The answer consists of one number: how many lines of the data below include the string "this".

[Component data from apps and pages]
________

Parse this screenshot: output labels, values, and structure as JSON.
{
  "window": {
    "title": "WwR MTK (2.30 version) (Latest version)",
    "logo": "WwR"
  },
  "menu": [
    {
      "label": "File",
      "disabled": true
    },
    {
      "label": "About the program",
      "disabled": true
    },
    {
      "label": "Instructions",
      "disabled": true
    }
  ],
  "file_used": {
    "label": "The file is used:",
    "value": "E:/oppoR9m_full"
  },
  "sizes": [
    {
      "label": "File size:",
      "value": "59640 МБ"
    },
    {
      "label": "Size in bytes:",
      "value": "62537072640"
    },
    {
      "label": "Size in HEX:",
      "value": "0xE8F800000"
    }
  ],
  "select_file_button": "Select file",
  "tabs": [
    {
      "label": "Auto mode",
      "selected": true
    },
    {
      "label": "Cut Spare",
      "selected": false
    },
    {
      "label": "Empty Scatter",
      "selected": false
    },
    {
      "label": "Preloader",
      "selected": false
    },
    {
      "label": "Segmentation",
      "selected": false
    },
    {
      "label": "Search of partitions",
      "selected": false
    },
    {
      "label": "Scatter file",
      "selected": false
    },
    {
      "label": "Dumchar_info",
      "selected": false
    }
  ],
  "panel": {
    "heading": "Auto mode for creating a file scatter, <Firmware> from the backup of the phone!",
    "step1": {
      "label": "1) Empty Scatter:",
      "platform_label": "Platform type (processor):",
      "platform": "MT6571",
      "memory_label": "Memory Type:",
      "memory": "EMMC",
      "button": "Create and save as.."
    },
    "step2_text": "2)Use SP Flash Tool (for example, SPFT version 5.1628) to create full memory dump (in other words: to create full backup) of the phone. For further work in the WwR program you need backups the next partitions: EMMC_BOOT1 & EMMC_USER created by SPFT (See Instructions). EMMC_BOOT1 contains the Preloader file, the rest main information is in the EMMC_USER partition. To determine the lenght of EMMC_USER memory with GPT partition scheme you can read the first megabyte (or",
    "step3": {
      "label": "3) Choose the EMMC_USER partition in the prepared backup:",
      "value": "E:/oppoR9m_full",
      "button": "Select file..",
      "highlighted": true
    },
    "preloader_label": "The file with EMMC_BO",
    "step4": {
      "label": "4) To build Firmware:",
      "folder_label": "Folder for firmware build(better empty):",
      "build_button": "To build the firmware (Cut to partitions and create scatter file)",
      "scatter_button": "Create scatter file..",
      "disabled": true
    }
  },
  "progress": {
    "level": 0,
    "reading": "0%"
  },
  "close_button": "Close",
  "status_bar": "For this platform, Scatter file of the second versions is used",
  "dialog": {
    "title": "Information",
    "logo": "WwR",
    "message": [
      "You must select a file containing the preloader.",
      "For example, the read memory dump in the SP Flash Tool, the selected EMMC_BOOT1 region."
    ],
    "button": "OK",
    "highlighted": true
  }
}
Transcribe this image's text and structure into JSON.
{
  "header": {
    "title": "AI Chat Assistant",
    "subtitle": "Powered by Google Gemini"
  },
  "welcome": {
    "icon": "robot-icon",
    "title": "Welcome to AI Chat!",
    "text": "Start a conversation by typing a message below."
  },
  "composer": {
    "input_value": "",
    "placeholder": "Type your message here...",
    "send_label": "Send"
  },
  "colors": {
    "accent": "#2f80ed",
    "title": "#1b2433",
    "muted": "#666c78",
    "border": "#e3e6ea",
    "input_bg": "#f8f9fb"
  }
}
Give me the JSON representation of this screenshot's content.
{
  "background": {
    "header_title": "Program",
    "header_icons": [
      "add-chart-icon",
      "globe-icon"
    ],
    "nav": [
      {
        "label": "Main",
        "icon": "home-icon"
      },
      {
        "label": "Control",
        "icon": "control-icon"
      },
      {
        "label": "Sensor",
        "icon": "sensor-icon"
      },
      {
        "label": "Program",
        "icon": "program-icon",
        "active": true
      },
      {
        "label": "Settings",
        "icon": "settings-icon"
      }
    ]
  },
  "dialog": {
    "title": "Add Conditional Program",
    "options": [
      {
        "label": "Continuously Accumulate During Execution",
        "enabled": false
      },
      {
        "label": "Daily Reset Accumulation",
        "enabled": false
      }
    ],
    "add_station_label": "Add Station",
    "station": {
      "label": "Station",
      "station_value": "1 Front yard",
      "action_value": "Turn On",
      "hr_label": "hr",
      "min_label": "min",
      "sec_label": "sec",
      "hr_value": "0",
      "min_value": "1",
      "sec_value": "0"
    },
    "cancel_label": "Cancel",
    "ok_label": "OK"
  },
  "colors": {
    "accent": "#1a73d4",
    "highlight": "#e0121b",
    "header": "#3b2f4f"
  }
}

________

Task result
4